In 2016, Philippe Lagassé was appointed as William and Jeanie Barton Chair in International Affairs, and Associate Professor of International Affairs at the Norman Paterson School of International Affairs at Carleton University. Previously he was associate professor of public and international affairs at the University of Ottawa. His research focuses on Canadian defence policy and procurement, civil-military relations and machinery of government, and relations between Parliament and Crown in the Westminster system. His work on these subjects has allowed him to serve as a consultant for government, political parties, and the private sector. Committed to academic outreach and public debate, he regularly comments on defence affairs and the Crown in print and social media. In 2015, he was appointed as a member of the Independent Review Panel for Defence Acquisitions (IRPDA).
Dr. Peter H. Russell, OC, FRSC
Peter H. Russell is Professor Emeritus of Political Science and was Founding Principal of Senior College at the University of Toronto. His scholarly work has focused on constitutional, judicial and Indigenous politics in Canada as well as in a comparative context, especially with other Westminster parliamentary democracies. His books include Constitutional Odyssey: Can Canadians Become A Sovereign People (2004), The Judiciary in Canada: The Third Branch of Government (1987), Recognizing Aboriginal Title: The Mabo Case and Indigenous Resistance to English-Settler Colonialism (2006), Two Cheers for Minority Government: The Evolution of Canadian Parliamentary Democracy (2008), and most recently, in 2017, Canada's Odyssey: A Country Based on Incomplete Conquests (2017). Peter Russell is an Officer of the Order of Canada, a Fellow and former Foreign Secretary of the Royal Society of Canada. In 2012 he received a Life Time Achievement Award from the American Political Science Association.

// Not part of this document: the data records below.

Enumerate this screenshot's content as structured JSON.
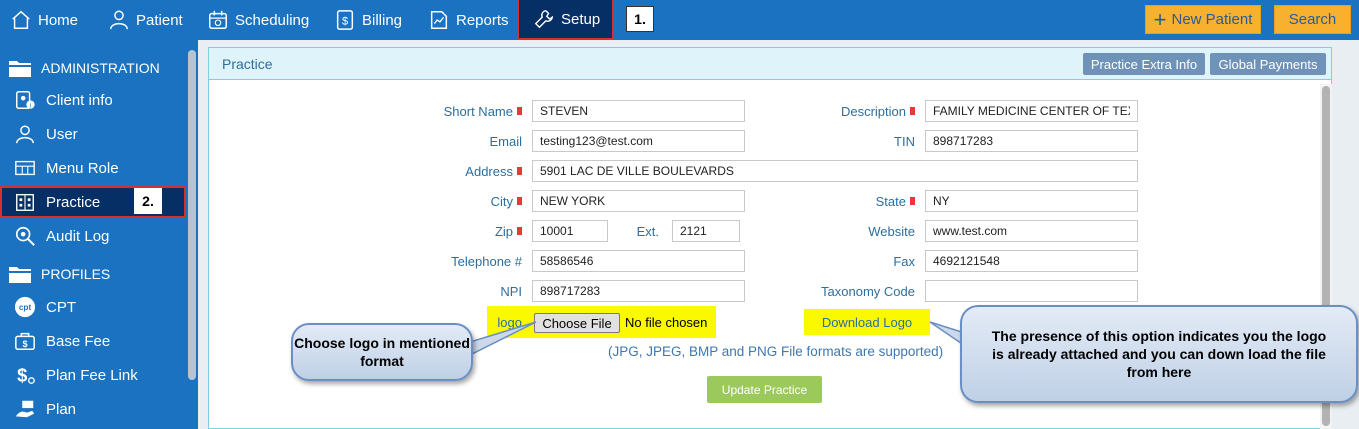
{
  "nav": {
    "items": [
      {
        "label": "Home",
        "icon": "home-icon"
      },
      {
        "label": "Patient",
        "icon": "user-icon"
      },
      {
        "label": "Scheduling",
        "icon": "calendar-icon"
      },
      {
        "label": "Billing",
        "icon": "dollar-icon"
      },
      {
        "label": "Reports",
        "icon": "chart-icon"
      },
      {
        "label": "Setup",
        "icon": "wrench-icon"
      }
    ],
    "callout": "1.",
    "new_patient": "New Patient",
    "search": "Search"
  },
  "sidebar": {
    "section_admin": "ADMINISTRATION",
    "items_admin": [
      {
        "label": "Client info"
      },
      {
        "label": "User"
      },
      {
        "label": "Menu Role"
      },
      {
        "label": "Practice"
      },
      {
        "label": "Audit Log"
      }
    ],
    "callout": "2.",
    "section_profiles": "PROFILES",
    "items_profiles": [
      {
        "label": "CPT"
      },
      {
        "label": "Base Fee"
      },
      {
        "label": "Plan Fee Link"
      },
      {
        "label": "Plan"
      }
    ]
  },
  "panel": {
    "title": "Practice",
    "extra_info_button": "Practice Extra Info",
    "global_payments_button": "Global Payments"
  },
  "form": {
    "short_name": {
      "label": "Short Name",
      "value": "STEVEN"
    },
    "description": {
      "label": "Description",
      "value": "FAMILY MEDICINE CENTER OF TEXA"
    },
    "email": {
      "label": "Email",
      "value": "testing123@test.com"
    },
    "tin": {
      "label": "TIN",
      "value": "898717283"
    },
    "address": {
      "label": "Address",
      "value": "5901 LAC DE VILLE BOULEVARDS"
    },
    "city": {
      "label": "City",
      "value": "NEW YORK"
    },
    "state": {
      "label": "State",
      "value": "NY"
    },
    "zip": {
      "label": "Zip",
      "value": "10001"
    },
    "ext": {
      "label": "Ext.",
      "value": "2121"
    },
    "website": {
      "label": "Website",
      "value": "www.test.com"
    },
    "telephone": {
      "label": "Telephone #",
      "value": "58586546"
    },
    "fax": {
      "label": "Fax",
      "value": "4692121548"
    },
    "npi": {
      "label": "NPI",
      "value": "898717283"
    },
    "taxonomy": {
      "label": "Taxonomy Code",
      "value": ""
    },
    "logo_label": "logo",
    "choose_file": "Choose File",
    "no_file": "No file chosen",
    "download_logo": "Download Logo",
    "formats_note": "(JPG, JPEG, BMP and PNG File formats are supported)",
    "update_button": "Update Practice"
  },
  "annotations": {
    "choose_logo": "Choose logo in mentioned format",
    "download_note": "The presence of this option indicates you the logo is already attached and you can down load the file from here"
  },
  "colors": {
    "nav_blue": "#1a72c0",
    "active_dark": "#062f66",
    "highlight_red": "#d6312f",
    "orange": "#f7b12f",
    "green_button": "#9cc95b",
    "highlight_yellow": "#fbf900"
  }
}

Dr. David E. Smith, OC, SOM, FRSC
David E. Smith has been a Distinguished Visiting Professor at Ryerson University and Professor Emeritus, Johnson-Shoyama Graduate School of Public Policy, University of Regina. He taught political studies at the University of Saskatchewan from 1964 to 2004 and is a previous president of the Canadian Political Science Association. His publications include a trilogy of works on each of the parts of Parliament, as well as books on political parties, the constitution, and federalism.The People's House of Commons: Theories of Democracy in Contention (University of Toronto Press, 2007) won the Donner Prize for the best book in Canadian public policy in 2007, and Across the Aisle: Opposition in Canadian Politics (2013) won the Canada Prize in Social Sciences in 2014. His most recent book (2017) is The Constitution in a Hall of Mirrors: Canada at 150 (University of Toronto Press). He is an Officer of the Order of Canada and a Member of the Saskatchewan Order of Merit.
Dr. Anne Twomey
Anne Twomey is a Professor of Constitutional Law at the University of Sydney. She previously worked for the High Court of Australia, the Commonwealth Parliamentary Research Service, the Australian Senate Legal and Constitutional Committee, and the Cabinet Office of New South Wales. She is author of The Chameleon Crown: The Queen and Her Australian Governors (2006), on the Crown's role in the decolonisation of the Australian States, and The Australia Acts 1986: Australia’s Statutes of Independence (2010). In 2018, Cambridge University Press published her book on the exercise of vice-regal reserve powers in the Realms, The Veiled Sceptre – Reserve Powers of Heads of State in Westminster Systems. She was an expert witness in the recent litigation concerning changes to the rules of succession in Canada.